■ **WHAT TO DO**
Return the lines of the data below, from the one containing "What's the underlying" through the very last, exactly and with both ends included; no pictures.

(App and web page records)
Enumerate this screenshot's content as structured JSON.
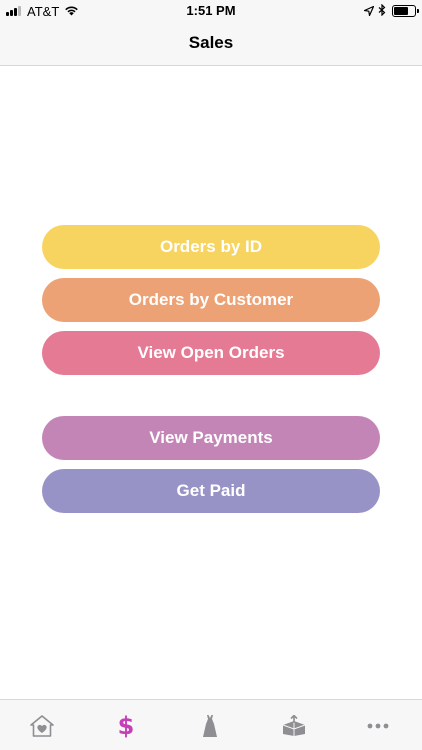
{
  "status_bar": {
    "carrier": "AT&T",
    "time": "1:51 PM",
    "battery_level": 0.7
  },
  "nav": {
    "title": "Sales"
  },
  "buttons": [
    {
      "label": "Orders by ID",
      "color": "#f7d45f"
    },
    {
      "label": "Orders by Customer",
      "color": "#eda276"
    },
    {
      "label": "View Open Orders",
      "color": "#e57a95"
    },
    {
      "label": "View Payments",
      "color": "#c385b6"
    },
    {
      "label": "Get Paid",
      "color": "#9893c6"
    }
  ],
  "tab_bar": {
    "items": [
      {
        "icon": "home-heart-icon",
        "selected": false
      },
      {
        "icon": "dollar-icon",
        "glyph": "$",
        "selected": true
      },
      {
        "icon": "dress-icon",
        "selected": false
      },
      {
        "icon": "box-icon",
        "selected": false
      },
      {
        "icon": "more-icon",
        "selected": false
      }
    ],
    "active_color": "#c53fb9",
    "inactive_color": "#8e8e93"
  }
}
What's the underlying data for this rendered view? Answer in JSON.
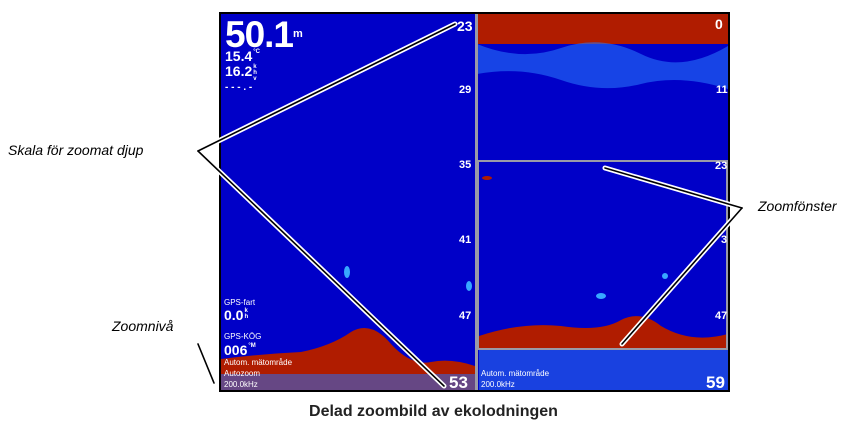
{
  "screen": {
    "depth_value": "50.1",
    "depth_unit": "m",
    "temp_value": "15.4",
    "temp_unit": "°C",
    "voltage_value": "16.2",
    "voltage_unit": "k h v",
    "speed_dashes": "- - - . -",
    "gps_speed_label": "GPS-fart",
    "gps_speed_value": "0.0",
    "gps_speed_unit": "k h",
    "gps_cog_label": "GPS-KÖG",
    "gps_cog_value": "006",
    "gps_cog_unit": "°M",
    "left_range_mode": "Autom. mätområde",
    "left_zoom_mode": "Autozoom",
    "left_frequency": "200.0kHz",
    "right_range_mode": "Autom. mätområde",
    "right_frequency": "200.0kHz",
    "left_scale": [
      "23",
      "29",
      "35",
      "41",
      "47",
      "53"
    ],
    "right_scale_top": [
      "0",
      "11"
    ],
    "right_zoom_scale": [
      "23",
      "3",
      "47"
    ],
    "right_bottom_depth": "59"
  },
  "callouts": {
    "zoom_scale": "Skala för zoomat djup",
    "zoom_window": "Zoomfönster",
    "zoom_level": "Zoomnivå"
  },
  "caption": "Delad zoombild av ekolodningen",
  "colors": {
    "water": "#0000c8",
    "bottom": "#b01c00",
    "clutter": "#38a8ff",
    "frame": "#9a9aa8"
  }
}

■ **TASK RESPONSE**
What's the underlying data for this rendered view? Answer in JSON.
{
  "screen": {
    "depth_value": "50.1",
    "depth_unit": "m",
    "temp_value": "15.4",
    "temp_unit": "°C",
    "voltage_value": "16.2",
    "voltage_unit": "k h v",
    "speed_dashes": "- - - . -",
    "gps_speed_label": "GPS-fart",
    "gps_speed_value": "0.0",
    "gps_speed_unit": "k h",
    "gps_cog_label": "GPS-KÖG",
    "gps_cog_value": "006",
    "gps_cog_unit": "°M",
    "left_range_mode": "Autom. mätområde",
    "left_zoom_mode": "Autozoom",
    "left_frequency": "200.0kHz",
    "right_range_mode": "Autom. mätområde",
    "right_frequency": "200.0kHz",
    "left_scale": [
      "23",
      "29",
      "35",
      "41",
      "47",
      "53"
    ],
    "right_scale_top": [
      "0",
      "11"
    ],
    "right_zoom_scale": [
      "23",
      "3",
      "47"
    ],
    "right_bottom_depth": "59"
  },
  "callouts": {
    "zoom_scale": "Skala för zoomat djup",
    "zoom_window": "Zoomfönster",
    "zoom_level": "Zoomnivå"
  },
  "caption": "Delad zoombild av ekolodningen",
  "colors": {
    "water": "#0000c8",
    "bottom": "#b01c00",
    "clutter": "#38a8ff",
    "frame": "#9a9aa8"
  }
}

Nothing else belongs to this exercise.